§ **Exercise brief**
The listing below should be printed again word for word, without any images.

§ **Raw data**
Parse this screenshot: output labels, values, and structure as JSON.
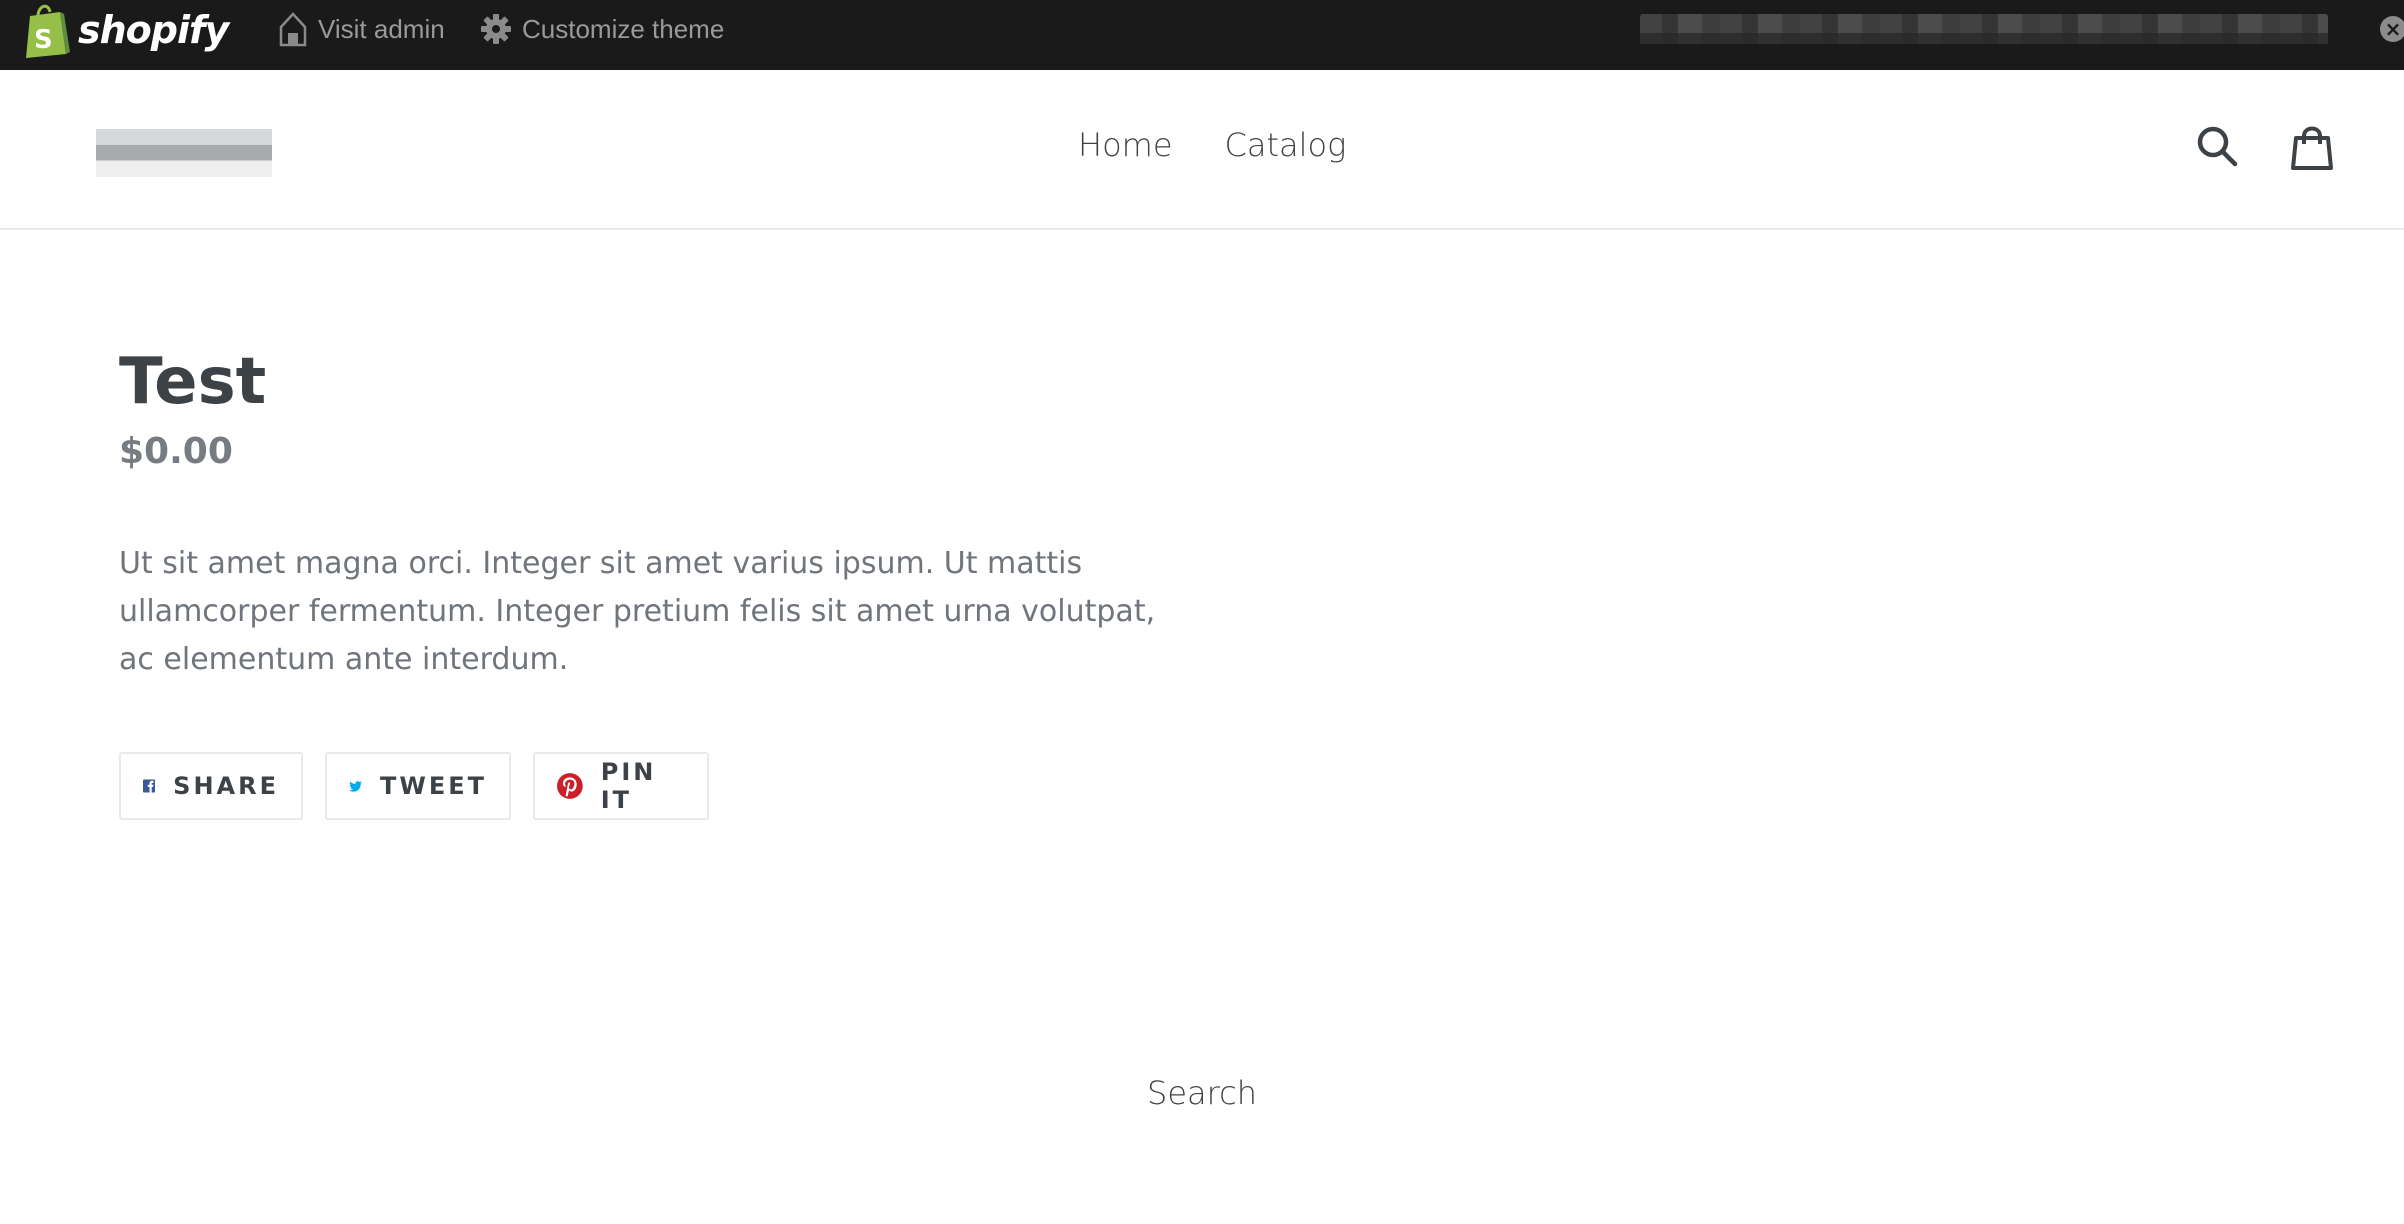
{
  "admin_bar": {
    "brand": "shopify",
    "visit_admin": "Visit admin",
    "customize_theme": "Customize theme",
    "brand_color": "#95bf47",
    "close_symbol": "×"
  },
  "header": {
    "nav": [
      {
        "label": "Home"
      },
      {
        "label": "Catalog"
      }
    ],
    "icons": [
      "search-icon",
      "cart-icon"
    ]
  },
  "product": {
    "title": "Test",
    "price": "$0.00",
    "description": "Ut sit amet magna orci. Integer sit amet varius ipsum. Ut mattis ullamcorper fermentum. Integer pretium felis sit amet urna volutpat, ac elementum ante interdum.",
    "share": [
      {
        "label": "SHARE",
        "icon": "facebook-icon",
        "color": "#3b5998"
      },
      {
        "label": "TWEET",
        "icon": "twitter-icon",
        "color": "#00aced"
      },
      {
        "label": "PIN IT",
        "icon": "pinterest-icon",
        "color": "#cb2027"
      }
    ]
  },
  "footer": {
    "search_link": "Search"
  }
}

§ **Written solution**
Parse this screenshot: output labels, values, and structure as JSON.
{
  "admin_bar": {
    "brand": "shopify",
    "visit_admin": "Visit admin",
    "customize_theme": "Customize theme",
    "brand_color": "#95bf47",
    "close_symbol": "×"
  },
  "header": {
    "nav": [
      {
        "label": "Home"
      },
      {
        "label": "Catalog"
      }
    ],
    "icons": [
      "search-icon",
      "cart-icon"
    ]
  },
  "product": {
    "title": "Test",
    "price": "$0.00",
    "description": "Ut sit amet magna orci. Integer sit amet varius ipsum. Ut mattis ullamcorper fermentum. Integer pretium felis sit amet urna volutpat, ac elementum ante interdum.",
    "share": [
      {
        "label": "SHARE",
        "icon": "facebook-icon",
        "color": "#3b5998"
      },
      {
        "label": "TWEET",
        "icon": "twitter-icon",
        "color": "#00aced"
      },
      {
        "label": "PIN IT",
        "icon": "pinterest-icon",
        "color": "#cb2027"
      }
    ]
  },
  "footer": {
    "search_link": "Search"
  }
}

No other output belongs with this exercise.